#### [Exercise instructions]
Give the whole listing again, exactly as written.

- - - - -

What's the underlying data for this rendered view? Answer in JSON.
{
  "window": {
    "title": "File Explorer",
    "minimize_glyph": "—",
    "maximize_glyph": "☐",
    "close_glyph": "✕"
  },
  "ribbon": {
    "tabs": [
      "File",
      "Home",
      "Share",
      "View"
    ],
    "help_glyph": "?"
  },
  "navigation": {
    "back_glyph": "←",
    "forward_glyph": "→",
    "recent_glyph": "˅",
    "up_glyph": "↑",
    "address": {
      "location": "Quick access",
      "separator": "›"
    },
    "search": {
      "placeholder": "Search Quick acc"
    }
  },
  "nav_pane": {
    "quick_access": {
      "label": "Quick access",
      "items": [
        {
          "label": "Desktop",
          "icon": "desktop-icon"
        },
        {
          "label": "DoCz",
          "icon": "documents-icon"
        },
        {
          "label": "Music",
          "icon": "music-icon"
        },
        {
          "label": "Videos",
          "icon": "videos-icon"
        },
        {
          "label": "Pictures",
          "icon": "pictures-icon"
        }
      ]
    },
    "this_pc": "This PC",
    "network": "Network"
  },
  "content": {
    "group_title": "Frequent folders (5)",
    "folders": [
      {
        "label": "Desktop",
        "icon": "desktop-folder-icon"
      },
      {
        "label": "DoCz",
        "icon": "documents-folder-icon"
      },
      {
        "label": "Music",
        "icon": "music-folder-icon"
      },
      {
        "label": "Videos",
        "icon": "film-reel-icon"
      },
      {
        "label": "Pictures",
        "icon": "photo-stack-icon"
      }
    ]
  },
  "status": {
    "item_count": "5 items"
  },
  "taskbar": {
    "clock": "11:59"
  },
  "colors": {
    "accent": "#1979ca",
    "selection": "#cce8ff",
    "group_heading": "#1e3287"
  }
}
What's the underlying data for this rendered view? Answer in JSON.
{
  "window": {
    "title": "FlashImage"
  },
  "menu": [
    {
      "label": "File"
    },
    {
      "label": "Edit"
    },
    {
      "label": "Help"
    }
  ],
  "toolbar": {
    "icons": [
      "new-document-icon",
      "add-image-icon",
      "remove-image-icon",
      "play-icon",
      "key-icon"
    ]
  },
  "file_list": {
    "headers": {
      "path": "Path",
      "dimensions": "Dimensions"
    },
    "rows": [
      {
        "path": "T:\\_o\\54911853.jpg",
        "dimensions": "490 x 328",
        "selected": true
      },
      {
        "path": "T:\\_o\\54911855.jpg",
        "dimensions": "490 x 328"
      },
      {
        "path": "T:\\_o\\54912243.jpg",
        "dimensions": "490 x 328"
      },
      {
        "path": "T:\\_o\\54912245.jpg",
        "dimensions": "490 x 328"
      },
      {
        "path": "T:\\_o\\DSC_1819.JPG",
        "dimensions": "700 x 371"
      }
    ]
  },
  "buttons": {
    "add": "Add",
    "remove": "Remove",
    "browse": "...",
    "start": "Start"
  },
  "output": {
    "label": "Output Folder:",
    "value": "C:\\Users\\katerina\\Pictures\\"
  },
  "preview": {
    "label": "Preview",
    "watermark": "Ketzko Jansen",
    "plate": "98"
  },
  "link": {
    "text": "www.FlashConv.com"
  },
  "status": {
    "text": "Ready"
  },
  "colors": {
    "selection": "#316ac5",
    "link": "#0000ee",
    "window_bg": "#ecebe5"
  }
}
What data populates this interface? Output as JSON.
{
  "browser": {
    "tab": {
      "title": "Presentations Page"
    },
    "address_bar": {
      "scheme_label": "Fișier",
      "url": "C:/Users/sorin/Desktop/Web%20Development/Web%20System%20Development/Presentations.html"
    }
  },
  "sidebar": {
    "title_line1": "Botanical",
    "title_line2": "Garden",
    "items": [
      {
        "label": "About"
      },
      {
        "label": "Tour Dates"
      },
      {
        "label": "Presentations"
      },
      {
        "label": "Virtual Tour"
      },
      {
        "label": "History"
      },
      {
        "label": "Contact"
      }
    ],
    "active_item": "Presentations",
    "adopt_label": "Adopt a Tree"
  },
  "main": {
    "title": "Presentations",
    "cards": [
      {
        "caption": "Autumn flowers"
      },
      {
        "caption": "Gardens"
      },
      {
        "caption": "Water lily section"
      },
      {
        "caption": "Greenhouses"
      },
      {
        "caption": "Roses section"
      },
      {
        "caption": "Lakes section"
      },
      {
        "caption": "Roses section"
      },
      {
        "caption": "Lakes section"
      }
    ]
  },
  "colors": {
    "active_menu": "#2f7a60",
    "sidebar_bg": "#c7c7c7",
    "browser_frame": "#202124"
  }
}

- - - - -

#### [The completed task]
What's the underlying data for this rendered view? Answer in JSON.
{
  "window": {
    "title": "File Explorer",
    "minimize_glyph": "—",
    "maximize_glyph": "☐",
    "close_glyph": "✕"
  },
  "ribbon": {
    "tabs": [
      "File",
      "Home",
      "Share",
      "View"
    ],
    "help_glyph": "?"
  },
  "navigation": {
    "back_glyph": "←",
    "forward_glyph": "→",
    "recent_glyph": "˅",
    "up_glyph": "↑",
    "address": {
      "location": "Quick access",
      "separator": "›"
    },
    "search": {
      "placeholder": "Search Quick acc"
    }
  },
  "nav_pane": {
    "quick_access": {
      "label": "Quick access",
      "items": [
        {
          "label": "Desktop",
          "icon": "desktop-icon"
        },
        {
          "label": "DoCz",
          "icon": "documents-icon"
        },
        {
          "label": "Music",
          "icon": "music-icon"
        },
        {
          "label": "Videos",
          "icon": "videos-icon"
        },
        {
          "label": "Pictures",
          "icon": "pictures-icon"
        }
      ]
    },
    "this_pc": "This PC",
    "network": "Network"
  },
  "content": {
    "group_title": "Frequent folders (5)",
    "folders": [
      {
        "label": "Desktop",
        "icon": "desktop-folder-icon"
      },
      {
        "label": "DoCz",
        "icon": "documents-folder-icon"
      },
      {
        "label": "Music",
        "icon": "music-folder-icon"
      },
      {
        "label": "Videos",
        "icon": "film-reel-icon"
      },
      {
        "label": "Pictures",
        "icon": "photo-stack-icon"
      }
    ]
  },
  "status": {
    "item_count": "5 items"
  },
  "taskbar": {
    "clock": "11:59"
  },
  "colors": {
    "accent": "#1979ca",
    "selection": "#cce8ff",
    "group_heading": "#1e3287"
  }
}
What's the underlying data for this rendered view? Answer in JSON.
{
  "window": {
    "title": "FlashImage"
  },
  "menu": [
    {
      "label": "File"
    },
    {
      "label": "Edit"
    },
    {
      "label": "Help"
    }
  ],
  "toolbar": {
    "icons": [
      "new-document-icon",
      "add-image-icon",
      "remove-image-icon",
      "play-icon",
      "key-icon"
    ]
  },
  "file_list": {
    "headers": {
      "path": "Path",
      "dimensions": "Dimensions"
    },
    "rows": [
      {
        "path": "T:\\_o\\54911853.jpg",
        "dimensions": "490 x 328",
        "selected": true
      },
      {
        "path": "T:\\_o\\54911855.jpg",
        "dimensions": "490 x 328"
      },
      {
        "path": "T:\\_o\\54912243.jpg",
        "dimensions": "490 x 328"
      },
      {
        "path": "T:\\_o\\54912245.jpg",
        "dimensions": "490 x 328"
      },
      {
        "path": "T:\\_o\\DSC_1819.JPG",
        "dimensions": "700 x 371"
      }
    ]
  },
  "buttons": {
    "add": "Add",
    "remove": "Remove",
    "browse": "...",
    "start": "Start"
  },
  "output": {
    "label": "Output Folder:",
    "value": "C:\\Users\\katerina\\Pictures\\"
  },
  "preview": {
    "label": "Preview",
    "watermark": "Ketzko Jansen",
    "plate": "98"
  },
  "link": {
    "text": "www.FlashConv.com"
  },
  "status": {
    "text": "Ready"
  },
  "colors": {
    "selection": "#316ac5",
    "link": "#0000ee",
    "window_bg": "#ecebe5"
  }
}
What data populates this interface? Output as JSON.
{
  "browser": {
    "tab": {
      "title": "Presentations Page"
    },
    "address_bar": {
      "scheme_label": "Fișier",
      "url": "C:/Users/sorin/Desktop/Web%20Development/Web%20System%20Development/Presentations.html"
    }
  },
  "sidebar": {
    "title_line1": "Botanical",
    "title_line2": "Garden",
    "items": [
      {
        "label": "About"
      },
      {
        "label": "Tour Dates"
      },
      {
        "label": "Presentations"
      },
      {
        "label": "Virtual Tour"
      },
      {
        "label": "History"
      },
      {
        "label": "Contact"
      }
    ],
    "active_item": "Presentations",
    "adopt_label": "Adopt a Tree"
  },
  "main": {
    "title": "Presentations",
    "cards": [
      {
        "caption": "Autumn flowers"
      },
      {
        "caption": "Gardens"
      },
      {
        "caption": "Water lily section"
      },
      {
        "caption": "Greenhouses"
      },
      {
        "caption": "Roses section"
      },
      {
        "caption": "Lakes section"
      },
      {
        "caption": "Roses section"
      },
      {
        "caption": "Lakes section"
      }
    ]
  },
  "colors": {
    "active_menu": "#2f7a60",
    "sidebar_bg": "#c7c7c7",
    "browser_frame": "#202124"
  }
}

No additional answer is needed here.